Banana Nut Bread

3 ripe bananas, the brown/blackish, the better
1/3 cup melted butter
1/2 cup of sugar
2 egg, beaten
1 teaspoon vanilla extract
1 teaspoon baking soda
Pinch of salt
1 1/2 cups of all-purpose flour
1/2 cup walnuts


Mash bananas in a medium bowl

Mix in the baking soda and salt and flour in a separate bowl.

Stir in the sugar, beaten egg, and vanilla extract with the mashed bananas.

Mix in the flour mixture with bananas until well combined.

Fold in walnuts

Pour the batter into a loaf pan sprayed with cooking spray.

If you have walnuts left over, sprinkle it on top.

Bake at 350°F for 1 hour.

Makes 12.

This is one of the most moist banana bread recipes I have ever made.

It made the whole house smell divine while baking.

This is technically my fourth time making banana nut bread. The first time being in the second apartments, Bryan and I lived in. The second time, I made amazing banana nut bread muffins out of it. Then the rice cooker experiment. And now today.

Am I a pro at this? Nope. Hell, I’m amazed it was able to rise the second time I put it in the damn oven.

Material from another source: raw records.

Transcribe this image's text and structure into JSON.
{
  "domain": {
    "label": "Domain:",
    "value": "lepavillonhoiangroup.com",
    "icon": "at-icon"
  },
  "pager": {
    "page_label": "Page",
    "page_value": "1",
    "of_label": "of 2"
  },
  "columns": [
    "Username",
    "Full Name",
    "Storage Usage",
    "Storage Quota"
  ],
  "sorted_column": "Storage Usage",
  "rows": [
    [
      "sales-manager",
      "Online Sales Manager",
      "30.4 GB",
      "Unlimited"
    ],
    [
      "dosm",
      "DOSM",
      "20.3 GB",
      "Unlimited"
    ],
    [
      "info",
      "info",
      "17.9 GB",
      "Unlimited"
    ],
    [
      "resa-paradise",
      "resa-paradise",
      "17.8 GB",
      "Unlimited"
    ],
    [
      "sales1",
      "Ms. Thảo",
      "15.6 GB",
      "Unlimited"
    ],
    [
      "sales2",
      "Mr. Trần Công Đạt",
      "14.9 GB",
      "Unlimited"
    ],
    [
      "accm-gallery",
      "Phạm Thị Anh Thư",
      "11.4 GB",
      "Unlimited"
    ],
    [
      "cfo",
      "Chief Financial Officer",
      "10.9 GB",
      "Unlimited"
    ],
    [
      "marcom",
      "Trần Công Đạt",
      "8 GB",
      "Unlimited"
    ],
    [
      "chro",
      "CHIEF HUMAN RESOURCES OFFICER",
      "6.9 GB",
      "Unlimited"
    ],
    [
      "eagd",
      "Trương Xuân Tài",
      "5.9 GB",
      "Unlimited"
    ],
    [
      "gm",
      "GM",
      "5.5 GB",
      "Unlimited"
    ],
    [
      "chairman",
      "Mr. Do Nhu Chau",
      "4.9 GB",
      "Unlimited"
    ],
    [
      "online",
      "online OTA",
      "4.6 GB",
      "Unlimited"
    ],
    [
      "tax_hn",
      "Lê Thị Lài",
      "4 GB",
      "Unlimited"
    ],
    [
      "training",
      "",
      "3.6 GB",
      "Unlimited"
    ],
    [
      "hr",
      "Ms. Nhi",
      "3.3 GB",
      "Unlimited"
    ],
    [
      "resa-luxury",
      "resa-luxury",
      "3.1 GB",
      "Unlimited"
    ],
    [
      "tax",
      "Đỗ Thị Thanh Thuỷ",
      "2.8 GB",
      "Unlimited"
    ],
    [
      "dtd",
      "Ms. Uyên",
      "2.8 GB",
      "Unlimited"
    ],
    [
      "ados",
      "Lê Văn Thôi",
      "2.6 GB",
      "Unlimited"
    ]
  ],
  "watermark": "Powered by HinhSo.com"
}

I did cut the sugar down to 1/2 cup from 1 cup. If your bananas are black, there is no need to add extra sugar. The sugar in this case is more of a binding agent than anything else.

I do admit I liked the extra crunch from adding the walnut as a topping this time. I’ve done a sugar toping and a brushed brown sugar topping before. Also, this is the first time I’ve solely used white sugar. In the past it’s been brown sugar or a blend of the two.

Which means I’m going to have to do a brown vs white vs a blend bake off one of these days to declare which sugar reigns supreme when it comes to banana nut bread. It will be epic.

The great thing about banana nut bread is that it’s suitable as a snack, part of brunch, breakfast and incorporated in desserts. Quite a versatile sweet bread. And it never lasts.







Honey Vanilla Porter Chicken Skewers

Happy New Years!

Hopefully you will fulfill your resolutions if it tickles your fancy. My resolution is the same one I made in 2012 which ironically is the only one that I can fulfill – not dying or being hospitalized for diabetes. Or in other words – no DKAing.

The hubby has a whole different view of 2015. New year, new him. His descent into having a ripped body starts, and to be quite honest, I’m not looking forward to it. We spent part of last night watching youtube videos of bodybuilders routine and tips on getting massive. Eat big or go home or something like that. Lots of protein powder and pre workout drinks and protein this that and all other. It’s a lot to take in. A lot. But I’m happy he’s taking some initiative.

If you want something simple and tasty, these chicken skewers are perfect. They also go well if your watching all the bowl games.


Honey Vanilla Porter Chicken Skewers

2 cloves garlic, crushed
1/3 cup honey
1/2 cup vanilla porter
1 tsp red pepper flakes
1 teaspoon Dijon mustard
1/4 cup soy sauce
1/2 teaspoon pepper
1 tablespoon olive oil
1 shallot, chopped
6 boneless skinless chicken thigh, cut into cubes


In a large bowl, soak the bamboo sticks for 30 minutes.

In a medium bowl, mix everything except the chicken to make the marinade.

Add the cubed chicken making sure the chicken is completely coated.

Put in fridge for 30 minutes.

While waiting, get grill going.

Pierce chicken with bamboo sticks. I would put about 4 – 6 cubes on each skewer.

Place the chicken on the grill.

With a brush, baste the chicken with the remaining marinade.

Flip the chicken after 3 minutes, basting again.

Take off grill.

Makes 15.

This was pretty amazing and happened to be the best appetizer as I made Christmas dinner. The honey paired well with the vanilla porter giving the marinade extra flavor as it penetrated the chicken. The smoke from the grill seared this flavor into the chicken allowing it to be tasted in every single bite.

It was absolutely fabulous. And welcoming.

Of course most people just do kabobs or slather barbecue sauce on chicken, but this takes bbqing chicken to a whole entirely different level of happiness.

Having the guys over to watch a game? Like, I don’t know the superbowl? Wow them with this offering to the superbowl gods.

Or make it into a meal with some rice and a vegetable kabob.